To decrease therapy-induced autoimmunity due to on-target toxicity against normal tissues, Lanitis and colleagues developed a trans-signaling CAR-based immunotherapy strategy in which the T-cell activation signal is physically dissociated from the costimulatory signal in two CARs of differing antigen specificity. Their findings show that this dual-specificity, trans-signaling CAR approach can potentiate the therapeutic efficacy of CAR-T cells against cancer while minimizing parallel reactivity against normal tissues bearing single antigen.
Using paraffin-embedded specimens from 49 patients diagnosed with various stages of Merkel cell carcinoma (MCC), Lipson and colleagues found PD-L1 expression in approximately 50% of these rare tumors. PD-L1+ carcinomas were invariably associated with immune infiltrates and the presence of Merkel cell polyomavirus DNA. These findings suggest that an endogenous immune response, perhaps directed in part to MCC-related antigen, promotes PD-L1 expression in the tumor microenvironment and provide a rationale for investigating therapies blocking PD-1/PD-L1 for patients with MCC.

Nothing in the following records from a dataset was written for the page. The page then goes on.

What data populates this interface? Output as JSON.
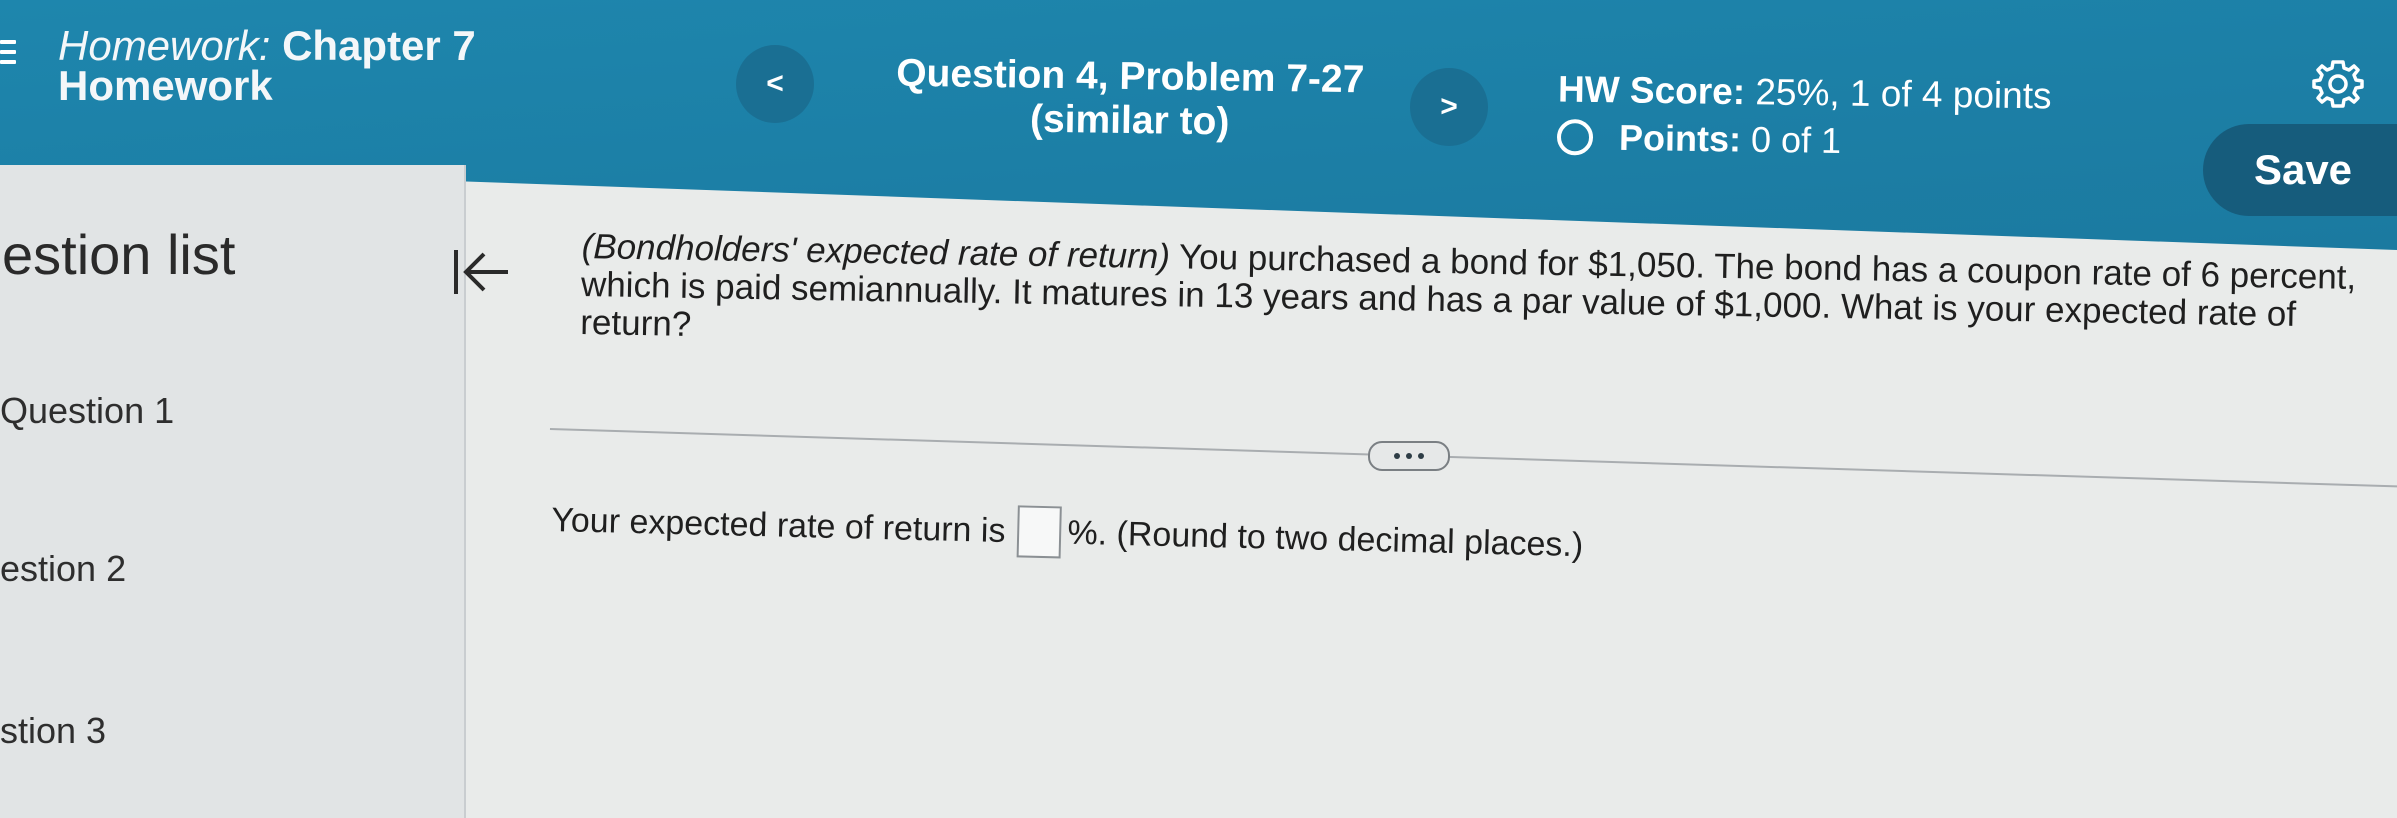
{
  "header": {
    "assignment_line1_prefix": "Homework:",
    "assignment_line1_rest": "Chapter 7",
    "assignment_line2": "Homework",
    "prev_label": "<",
    "next_label": ">",
    "question_title_line1": "Question 4, Problem 7-27",
    "question_title_line2": "(similar to)",
    "hw_score_label": "HW Score:",
    "hw_score_value": "25%, 1 of 4 points",
    "points_label": "Points:",
    "points_value": "0 of 1",
    "save_label": "Save",
    "icons": {
      "menu": "menu-icon",
      "settings": "gear-icon"
    }
  },
  "sidebar": {
    "title": "estion list",
    "collapse_icon": "collapse-left-icon",
    "items": [
      {
        "label": "Question 1"
      },
      {
        "label": "estion 2"
      },
      {
        "label": "stion 3"
      }
    ]
  },
  "problem": {
    "topic": "(Bondholders' expected rate of return)",
    "text": "You purchased a bond for $1,050. The bond has a coupon rate of 6 percent, which is paid semiannually. It matures in 13 years and has a par value of $1,000. What is your expected rate of return?"
  },
  "answer": {
    "prefix": "Your expected rate of return is",
    "value": "",
    "suffix": "%. (Round to two decimal places.)"
  },
  "colors": {
    "header_bg": "#1e86ad",
    "save_bg": "#165c7c",
    "nav_btn_bg": "#1a6f93",
    "page_bg": "#e9ebea"
  }
}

IL-6+/+ MDSC dampened the induction of TH1 cells and CD4+ T-cell cognate help for CD8+ T cells, and temporal blockade of IL-6 activity at the T-cell priming phase restored TH1 cell differentiation. Tsukamoto and colleagues identify Gr-1+ MDSC as a source of IL-6 in tumor-bearing mice and show that IL-6+/+ MDSC-sensitized CD4+ T cells were less potent in mounting antitumor immune responses. In the aggregate, these results suggest that MDSC-derived IL-6 contributes to the dysfunction of host antitumor responses.